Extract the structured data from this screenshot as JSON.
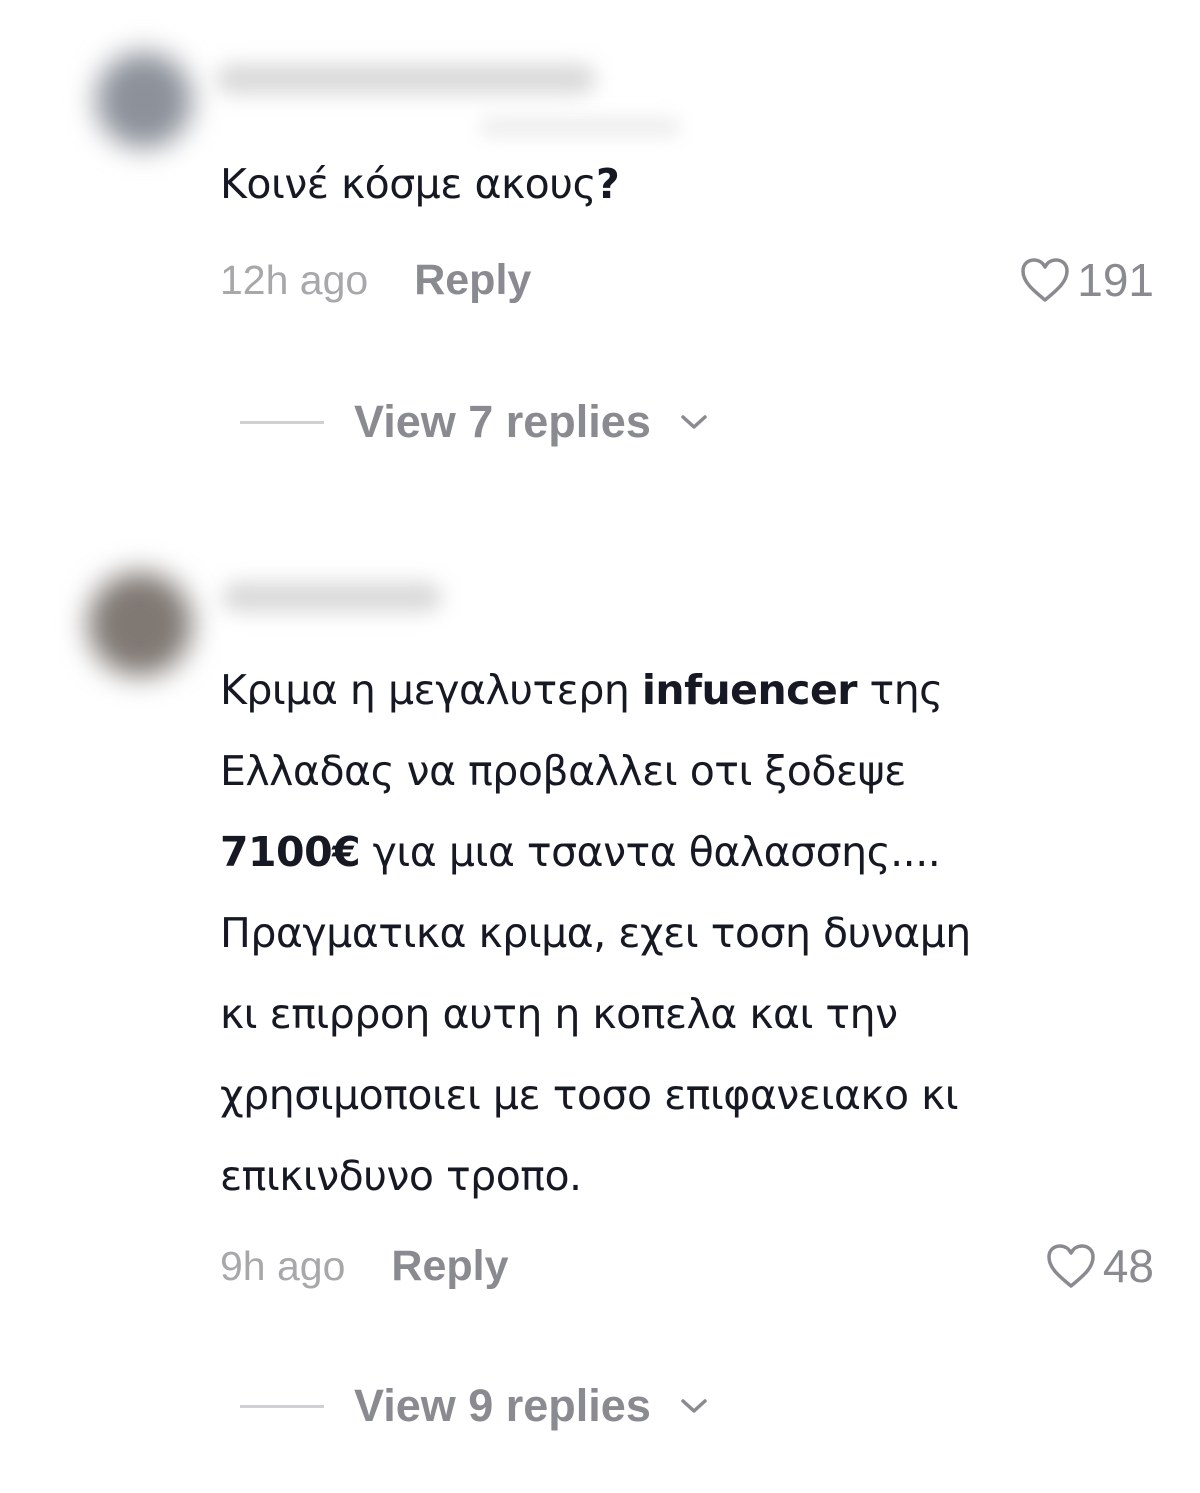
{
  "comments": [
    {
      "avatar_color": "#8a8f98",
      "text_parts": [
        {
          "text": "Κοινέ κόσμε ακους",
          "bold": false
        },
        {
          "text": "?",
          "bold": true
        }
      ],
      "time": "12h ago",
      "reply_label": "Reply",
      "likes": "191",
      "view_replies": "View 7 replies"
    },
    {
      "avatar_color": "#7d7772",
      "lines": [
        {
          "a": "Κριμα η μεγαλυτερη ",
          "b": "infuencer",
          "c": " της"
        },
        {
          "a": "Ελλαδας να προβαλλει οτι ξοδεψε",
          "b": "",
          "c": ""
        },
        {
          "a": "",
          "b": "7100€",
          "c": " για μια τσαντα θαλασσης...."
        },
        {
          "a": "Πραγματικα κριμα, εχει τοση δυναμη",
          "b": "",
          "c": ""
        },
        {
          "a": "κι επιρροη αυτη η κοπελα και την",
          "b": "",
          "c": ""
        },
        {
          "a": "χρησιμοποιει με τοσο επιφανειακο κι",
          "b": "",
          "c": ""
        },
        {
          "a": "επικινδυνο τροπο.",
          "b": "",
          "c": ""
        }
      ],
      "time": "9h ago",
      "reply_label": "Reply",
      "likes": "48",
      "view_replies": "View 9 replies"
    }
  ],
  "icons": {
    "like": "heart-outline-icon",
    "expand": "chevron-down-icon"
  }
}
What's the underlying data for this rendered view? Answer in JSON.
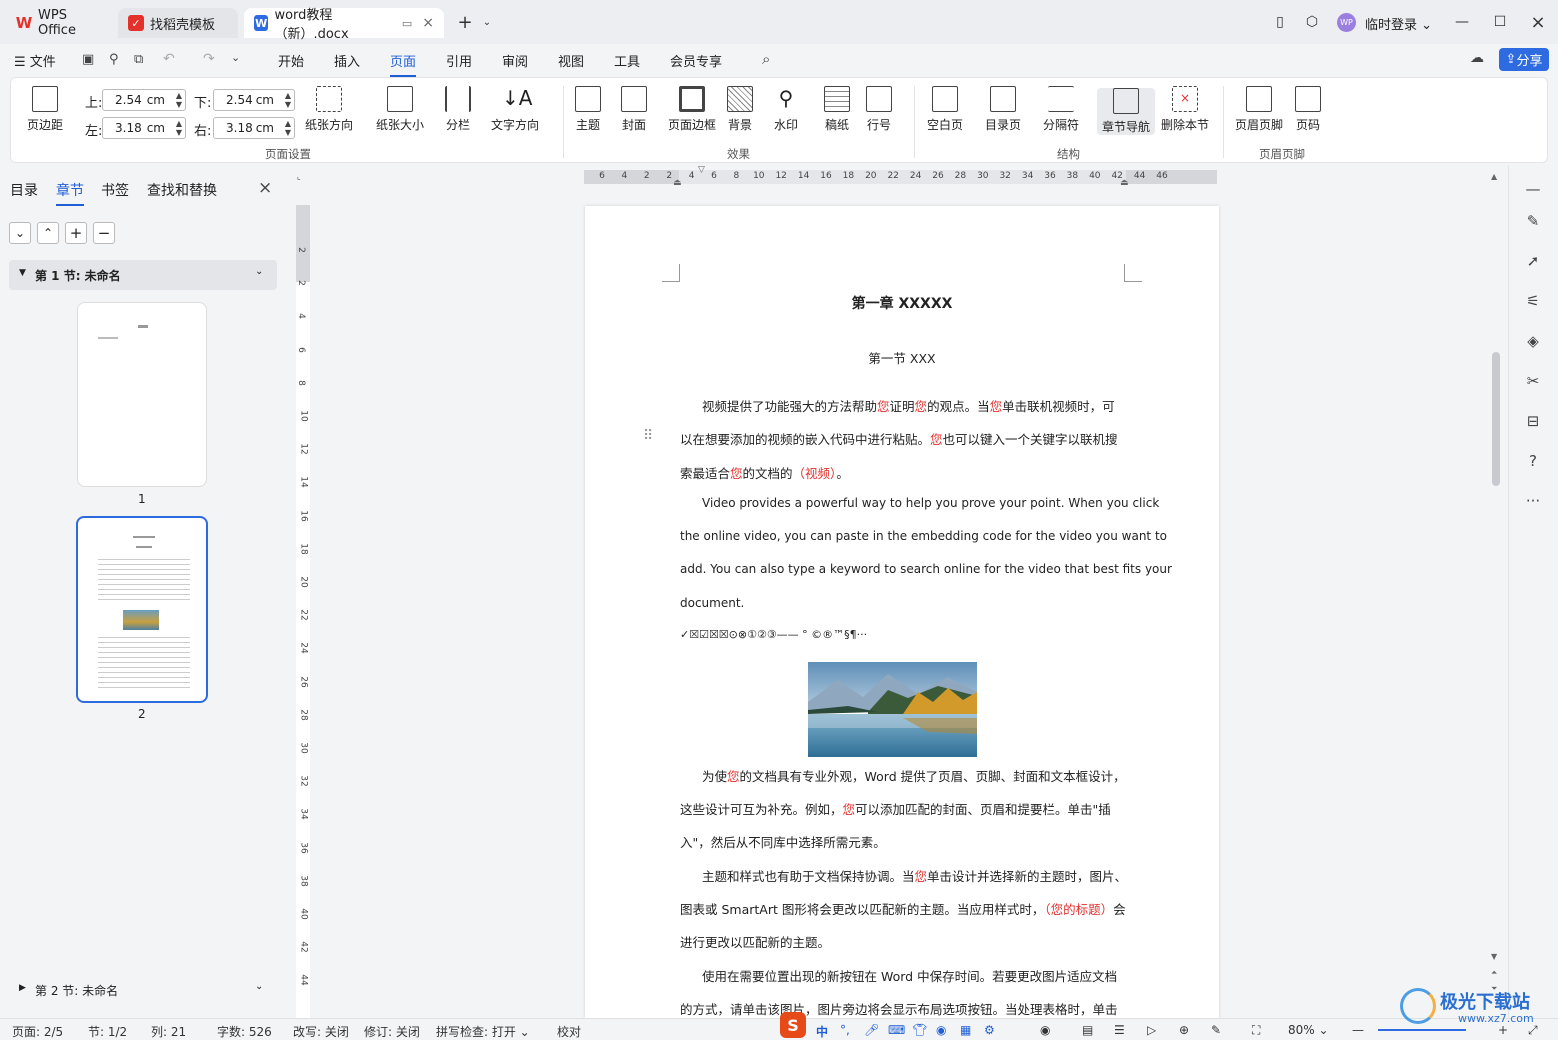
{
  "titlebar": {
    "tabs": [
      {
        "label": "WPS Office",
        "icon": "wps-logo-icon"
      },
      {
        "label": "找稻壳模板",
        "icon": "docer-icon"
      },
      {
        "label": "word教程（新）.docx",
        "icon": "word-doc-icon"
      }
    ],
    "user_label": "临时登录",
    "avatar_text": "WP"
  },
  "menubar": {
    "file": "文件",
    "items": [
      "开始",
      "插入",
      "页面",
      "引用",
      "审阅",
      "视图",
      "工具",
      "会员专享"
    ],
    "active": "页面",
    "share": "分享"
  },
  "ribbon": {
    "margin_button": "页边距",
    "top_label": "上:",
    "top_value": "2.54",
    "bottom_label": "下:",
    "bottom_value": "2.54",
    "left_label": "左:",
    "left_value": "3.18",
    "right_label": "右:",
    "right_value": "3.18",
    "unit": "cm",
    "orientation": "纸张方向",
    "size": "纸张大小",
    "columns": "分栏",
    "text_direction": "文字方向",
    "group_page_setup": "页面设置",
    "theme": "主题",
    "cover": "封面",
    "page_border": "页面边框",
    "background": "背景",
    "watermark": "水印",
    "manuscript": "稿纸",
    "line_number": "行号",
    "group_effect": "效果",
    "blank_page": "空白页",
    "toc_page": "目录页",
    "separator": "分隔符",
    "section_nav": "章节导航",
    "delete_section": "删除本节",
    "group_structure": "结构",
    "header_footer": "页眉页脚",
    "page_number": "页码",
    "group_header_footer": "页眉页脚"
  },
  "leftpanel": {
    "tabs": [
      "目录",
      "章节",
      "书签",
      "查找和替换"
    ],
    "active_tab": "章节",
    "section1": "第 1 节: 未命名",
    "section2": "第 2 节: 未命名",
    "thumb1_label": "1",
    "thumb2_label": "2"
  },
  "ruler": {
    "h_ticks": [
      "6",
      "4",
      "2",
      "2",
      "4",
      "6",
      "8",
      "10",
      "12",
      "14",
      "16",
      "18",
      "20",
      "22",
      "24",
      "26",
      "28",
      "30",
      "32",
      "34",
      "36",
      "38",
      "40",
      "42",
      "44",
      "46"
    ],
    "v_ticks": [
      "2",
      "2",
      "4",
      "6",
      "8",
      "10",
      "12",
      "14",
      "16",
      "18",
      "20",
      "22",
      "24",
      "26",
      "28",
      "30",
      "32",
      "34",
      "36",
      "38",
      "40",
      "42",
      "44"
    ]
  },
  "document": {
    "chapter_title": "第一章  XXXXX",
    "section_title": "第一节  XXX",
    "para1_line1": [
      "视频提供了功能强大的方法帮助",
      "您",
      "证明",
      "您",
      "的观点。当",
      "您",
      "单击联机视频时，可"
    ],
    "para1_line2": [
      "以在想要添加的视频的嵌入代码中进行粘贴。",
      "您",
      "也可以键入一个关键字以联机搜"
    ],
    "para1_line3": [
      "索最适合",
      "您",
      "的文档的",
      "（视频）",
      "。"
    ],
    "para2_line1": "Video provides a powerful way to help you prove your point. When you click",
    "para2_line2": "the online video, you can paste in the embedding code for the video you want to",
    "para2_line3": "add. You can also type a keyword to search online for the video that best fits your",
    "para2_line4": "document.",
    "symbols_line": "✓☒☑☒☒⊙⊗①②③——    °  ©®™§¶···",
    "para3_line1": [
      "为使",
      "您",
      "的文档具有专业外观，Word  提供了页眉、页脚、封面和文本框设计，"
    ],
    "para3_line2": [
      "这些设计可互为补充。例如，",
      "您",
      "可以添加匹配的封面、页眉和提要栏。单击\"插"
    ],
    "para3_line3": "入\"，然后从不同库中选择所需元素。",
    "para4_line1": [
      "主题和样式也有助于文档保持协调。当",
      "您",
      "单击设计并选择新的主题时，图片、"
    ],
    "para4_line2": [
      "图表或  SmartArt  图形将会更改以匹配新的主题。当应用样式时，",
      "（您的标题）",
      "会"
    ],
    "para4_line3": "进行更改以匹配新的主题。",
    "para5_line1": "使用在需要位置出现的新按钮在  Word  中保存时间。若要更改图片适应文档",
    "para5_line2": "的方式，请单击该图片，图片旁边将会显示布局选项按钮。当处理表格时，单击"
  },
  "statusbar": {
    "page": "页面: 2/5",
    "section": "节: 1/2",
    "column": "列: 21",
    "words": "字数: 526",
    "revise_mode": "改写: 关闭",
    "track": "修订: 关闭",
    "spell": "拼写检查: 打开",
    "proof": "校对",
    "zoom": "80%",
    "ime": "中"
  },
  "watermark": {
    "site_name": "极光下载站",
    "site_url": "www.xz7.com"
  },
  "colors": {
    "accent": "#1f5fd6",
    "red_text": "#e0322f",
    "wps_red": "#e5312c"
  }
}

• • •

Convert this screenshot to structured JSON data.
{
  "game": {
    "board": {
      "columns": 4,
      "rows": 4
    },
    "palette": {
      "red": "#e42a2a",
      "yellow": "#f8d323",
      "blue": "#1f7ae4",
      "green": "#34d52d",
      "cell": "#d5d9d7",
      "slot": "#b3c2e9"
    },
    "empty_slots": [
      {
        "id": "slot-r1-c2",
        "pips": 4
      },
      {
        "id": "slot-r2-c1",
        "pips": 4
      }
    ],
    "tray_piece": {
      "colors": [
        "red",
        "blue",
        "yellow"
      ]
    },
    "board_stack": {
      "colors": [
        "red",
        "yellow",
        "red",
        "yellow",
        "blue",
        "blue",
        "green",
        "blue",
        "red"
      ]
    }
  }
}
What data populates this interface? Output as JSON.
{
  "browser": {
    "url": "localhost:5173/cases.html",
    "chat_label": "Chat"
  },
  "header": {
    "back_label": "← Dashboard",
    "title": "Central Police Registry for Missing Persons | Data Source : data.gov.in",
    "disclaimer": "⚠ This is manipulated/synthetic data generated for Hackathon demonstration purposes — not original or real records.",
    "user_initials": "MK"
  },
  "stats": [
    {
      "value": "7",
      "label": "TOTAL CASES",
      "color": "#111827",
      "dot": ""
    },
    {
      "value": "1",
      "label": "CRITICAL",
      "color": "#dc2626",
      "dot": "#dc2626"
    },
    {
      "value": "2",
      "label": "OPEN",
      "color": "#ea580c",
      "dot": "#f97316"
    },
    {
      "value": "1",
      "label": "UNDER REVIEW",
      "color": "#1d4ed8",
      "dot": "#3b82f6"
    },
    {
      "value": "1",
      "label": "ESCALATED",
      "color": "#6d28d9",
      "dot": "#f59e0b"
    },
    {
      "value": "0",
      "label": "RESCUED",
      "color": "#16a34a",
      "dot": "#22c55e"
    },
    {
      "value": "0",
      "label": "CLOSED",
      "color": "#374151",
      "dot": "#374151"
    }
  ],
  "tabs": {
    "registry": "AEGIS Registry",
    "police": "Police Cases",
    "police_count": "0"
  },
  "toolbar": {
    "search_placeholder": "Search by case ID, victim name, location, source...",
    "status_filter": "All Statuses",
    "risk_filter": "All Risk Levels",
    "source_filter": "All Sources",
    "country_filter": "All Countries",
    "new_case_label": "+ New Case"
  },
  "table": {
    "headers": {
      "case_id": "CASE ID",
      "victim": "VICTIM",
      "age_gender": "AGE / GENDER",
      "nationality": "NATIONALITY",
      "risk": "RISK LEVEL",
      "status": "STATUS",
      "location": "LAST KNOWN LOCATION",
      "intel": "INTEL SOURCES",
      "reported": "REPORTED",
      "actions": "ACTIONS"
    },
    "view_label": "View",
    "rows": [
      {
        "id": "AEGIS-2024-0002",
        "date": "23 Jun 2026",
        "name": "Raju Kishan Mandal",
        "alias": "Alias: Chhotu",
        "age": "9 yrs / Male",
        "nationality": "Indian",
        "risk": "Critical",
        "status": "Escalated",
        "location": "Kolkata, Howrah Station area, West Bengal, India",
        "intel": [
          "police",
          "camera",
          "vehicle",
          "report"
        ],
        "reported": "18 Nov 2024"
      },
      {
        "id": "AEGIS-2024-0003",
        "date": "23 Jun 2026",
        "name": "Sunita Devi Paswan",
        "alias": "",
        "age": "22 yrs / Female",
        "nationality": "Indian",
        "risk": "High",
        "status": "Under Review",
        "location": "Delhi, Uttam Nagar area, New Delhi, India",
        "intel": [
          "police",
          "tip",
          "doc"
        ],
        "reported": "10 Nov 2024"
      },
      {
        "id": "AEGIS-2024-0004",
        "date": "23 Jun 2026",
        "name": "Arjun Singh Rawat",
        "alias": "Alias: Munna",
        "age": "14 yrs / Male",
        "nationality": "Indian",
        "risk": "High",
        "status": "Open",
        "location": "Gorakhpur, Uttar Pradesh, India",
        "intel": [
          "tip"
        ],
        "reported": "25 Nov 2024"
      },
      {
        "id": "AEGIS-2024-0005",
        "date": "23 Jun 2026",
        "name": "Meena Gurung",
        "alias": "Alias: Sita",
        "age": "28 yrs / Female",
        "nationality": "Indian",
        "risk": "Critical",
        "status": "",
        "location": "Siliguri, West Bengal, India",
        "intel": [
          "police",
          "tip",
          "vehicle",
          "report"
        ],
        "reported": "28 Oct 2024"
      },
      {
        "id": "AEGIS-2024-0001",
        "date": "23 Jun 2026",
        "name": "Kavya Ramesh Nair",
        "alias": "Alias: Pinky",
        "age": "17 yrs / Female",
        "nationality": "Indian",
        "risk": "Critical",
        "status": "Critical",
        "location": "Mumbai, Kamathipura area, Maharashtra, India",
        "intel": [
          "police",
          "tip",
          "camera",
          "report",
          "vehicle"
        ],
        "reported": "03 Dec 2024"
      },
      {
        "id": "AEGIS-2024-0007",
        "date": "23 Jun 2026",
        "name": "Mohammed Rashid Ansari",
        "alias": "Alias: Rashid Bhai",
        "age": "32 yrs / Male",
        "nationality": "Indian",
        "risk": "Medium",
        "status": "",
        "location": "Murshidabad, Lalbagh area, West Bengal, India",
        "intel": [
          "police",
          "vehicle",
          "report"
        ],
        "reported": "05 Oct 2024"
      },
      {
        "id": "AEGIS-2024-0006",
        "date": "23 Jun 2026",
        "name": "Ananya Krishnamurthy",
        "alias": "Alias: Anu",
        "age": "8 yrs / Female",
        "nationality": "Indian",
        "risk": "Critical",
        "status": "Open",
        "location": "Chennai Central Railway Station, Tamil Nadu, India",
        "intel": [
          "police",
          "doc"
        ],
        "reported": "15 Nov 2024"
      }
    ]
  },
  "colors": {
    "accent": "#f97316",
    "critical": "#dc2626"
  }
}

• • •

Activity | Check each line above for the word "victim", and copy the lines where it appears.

Written solution |
    "search_placeholder": "Search by case ID, victim name, location, source...",
      "victim": "VICTIM",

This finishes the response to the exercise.